Items from an interface collection
((

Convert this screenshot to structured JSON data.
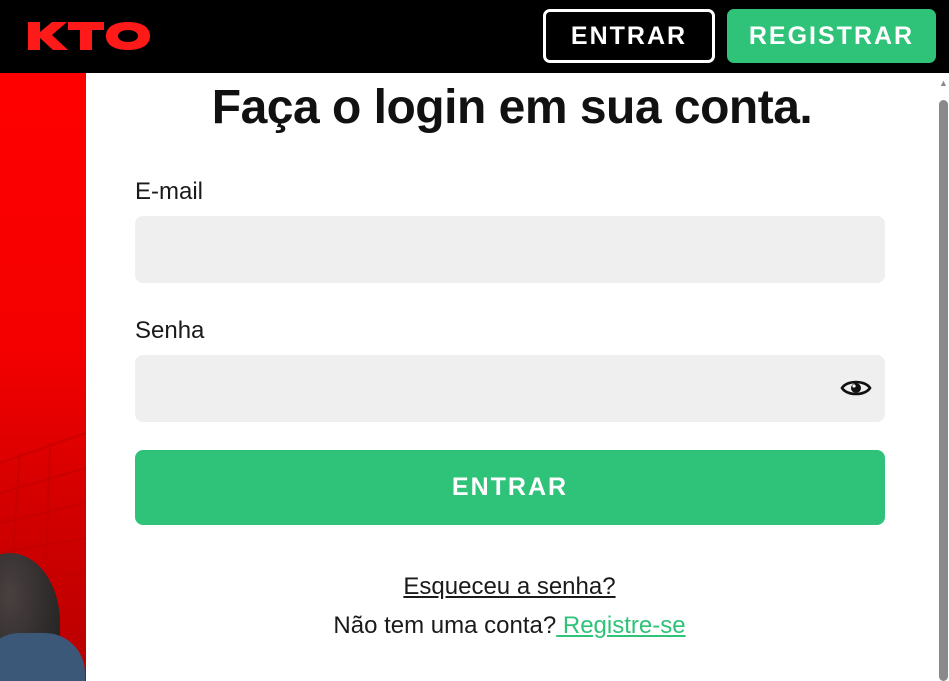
{
  "header": {
    "logo_text": "KTO",
    "login_label": "ENTRAR",
    "register_label": "REGISTRAR"
  },
  "form": {
    "title": "Faça o login em sua conta.",
    "email_label": "E-mail",
    "email_value": "",
    "password_label": "Senha",
    "password_value": "",
    "submit_label": "ENTRAR",
    "forgot_label": "Esqueceu a senha?",
    "no_account_text": "Não tem uma conta?",
    "signup_link_label": " Registre-se"
  },
  "icons": {
    "show_password": "eye-icon",
    "scroll_up": "chevron-up-icon"
  },
  "colors": {
    "brand_red": "#ff0000",
    "accent_green": "#2fc37a",
    "header_bg": "#000000",
    "input_bg": "#efefef"
  }
}
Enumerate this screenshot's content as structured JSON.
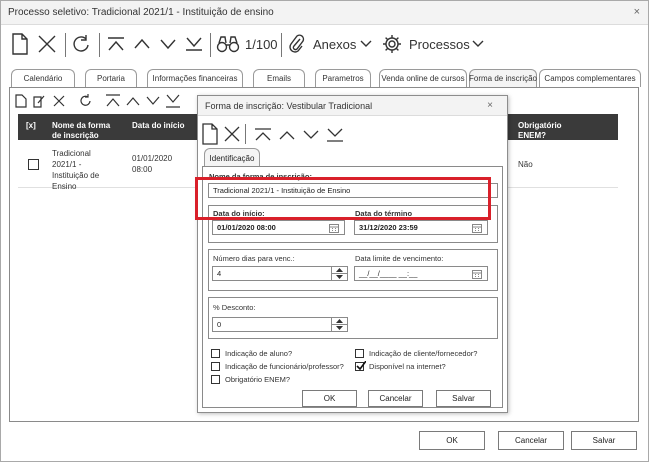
{
  "window": {
    "title": "Processo seletivo: Tradicional 2021/1 - Instituição de ensino",
    "close": "×"
  },
  "toolbar": {
    "counter": "1/100",
    "attachments_label": "Anexos",
    "processes_label": "Processos"
  },
  "tabs": [
    {
      "label": "Calendário"
    },
    {
      "label": "Portaria"
    },
    {
      "label": "Informações financeiras"
    },
    {
      "label": "Emails"
    },
    {
      "label": "Parametros"
    },
    {
      "label": "Venda online de cursos"
    },
    {
      "label": "Forma de inscrição"
    },
    {
      "label": "Campos complementares"
    }
  ],
  "grid": {
    "columns": {
      "select": "[x]",
      "name": "Nome da forma de inscrição",
      "start": "Data do início",
      "enem": "Obrigatório ENEM?"
    },
    "rows": [
      {
        "name": "Tradicional 2021/1 - Instituição de Ensino",
        "start_date": "01/01/2020",
        "start_time": "08:00",
        "enem": "Não"
      }
    ]
  },
  "footer": {
    "ok": "OK",
    "cancel": "Cancelar",
    "save": "Salvar"
  },
  "dialog": {
    "title": "Forma de inscrição: Vestibular Tradicional",
    "close": "×",
    "tab": "Identificação",
    "name_label": "Nome da forma de inscrição:",
    "name_value": "Tradicional 2021/1 - Instituição de Ensino",
    "start_label": "Data do início:",
    "start_value": "01/01/2020 08:00",
    "end_label": "Data do término",
    "end_value": "31/12/2020 23:59",
    "days_label": "Número dias para venc.:",
    "days_value": "4",
    "due_label": "Data limite de vencimento:",
    "due_value": "__/__/____ __:__",
    "discount_label": "% Desconto:",
    "discount_value": "0",
    "checkboxes": {
      "student": {
        "label": "Indicação de aluno?",
        "checked": false
      },
      "client": {
        "label": "Indicação de cliente/fornecedor?",
        "checked": false
      },
      "employee": {
        "label": "Indicação de funcionário/professor?",
        "checked": false
      },
      "internet": {
        "label": "Disponível na internet?",
        "checked": true
      },
      "enem": {
        "label": "Obrigatório ENEM?",
        "checked": false
      }
    },
    "ok": "OK",
    "cancel": "Cancelar",
    "save": "Salvar"
  },
  "colors": {
    "grid_header": "#3a3a3a",
    "highlight": "#d9202a"
  }
}
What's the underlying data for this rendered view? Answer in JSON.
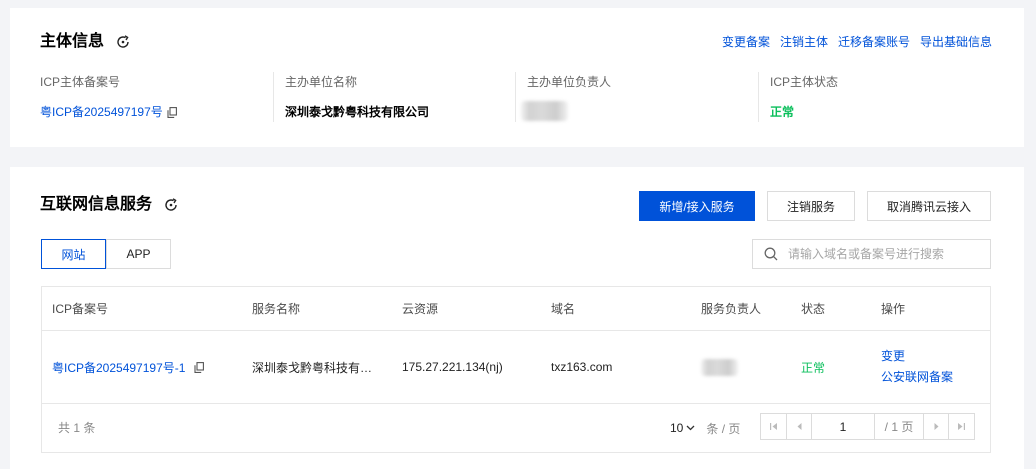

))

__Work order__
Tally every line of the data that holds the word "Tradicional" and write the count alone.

__Response box__
4